[Assignment]: Read the listing and extract each line that includes the word "icon".

··· Source records ···

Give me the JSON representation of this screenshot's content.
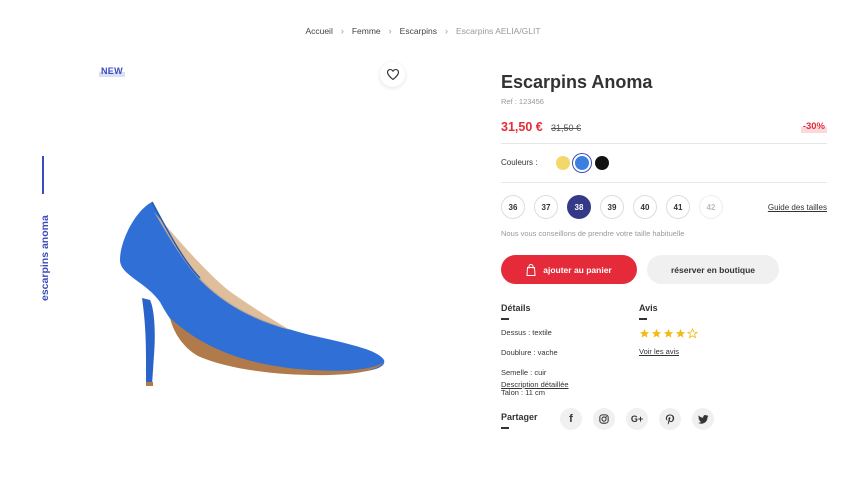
{
  "breadcrumb": {
    "items": [
      "Accueil",
      "Femme",
      "Escarpins"
    ],
    "current": "Escarpins AELIA/GLIT"
  },
  "side_title": "escarpins anoma",
  "badge": "NEW",
  "product": {
    "title": "Escarpins Anoma",
    "ref": "Ref : 123456",
    "price": "31,50 €",
    "old_price": "31,50 €",
    "discount": "-30%"
  },
  "colors": {
    "label": "Couleurs :",
    "swatches": [
      {
        "name": "yellow",
        "hex": "#f2d86a",
        "selected": false
      },
      {
        "name": "blue",
        "hex": "#3b7fe0",
        "selected": true
      },
      {
        "name": "black",
        "hex": "#111111",
        "selected": false
      }
    ]
  },
  "sizes": {
    "options": [
      "36",
      "37",
      "38",
      "39",
      "40",
      "41",
      "42"
    ],
    "selected": "38",
    "unavailable": [
      "42"
    ],
    "guide_label": "Guide des tailles",
    "hint": "Nous vous conseillons de prendre votre taille habituelle"
  },
  "actions": {
    "add_to_cart": "ajouter au panier",
    "reserve": "réserver en boutique"
  },
  "details": {
    "title": "Détails",
    "lines": [
      "Dessus : textile",
      "Doublure : vache",
      "Semelle : cuir"
    ],
    "link": "Description détaillée",
    "heel": "Talon : 11 cm"
  },
  "reviews": {
    "title": "Avis",
    "rating": 4,
    "max": 5,
    "link": "Voir les avis"
  },
  "share": {
    "title": "Partager",
    "networks": [
      "facebook-icon",
      "instagram-icon",
      "google-plus-icon",
      "pinterest-icon",
      "twitter-icon"
    ]
  },
  "colors_theme": {
    "accent": "#3a4bbd",
    "red": "#e52b39",
    "navy": "#343a85",
    "shoe_blue": "#2f6fd6"
  }
}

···

[Response below]:
      "facebook-icon",
      "instagram-icon",
      "google-plus-icon",
      "pinterest-icon",
      "twitter-icon"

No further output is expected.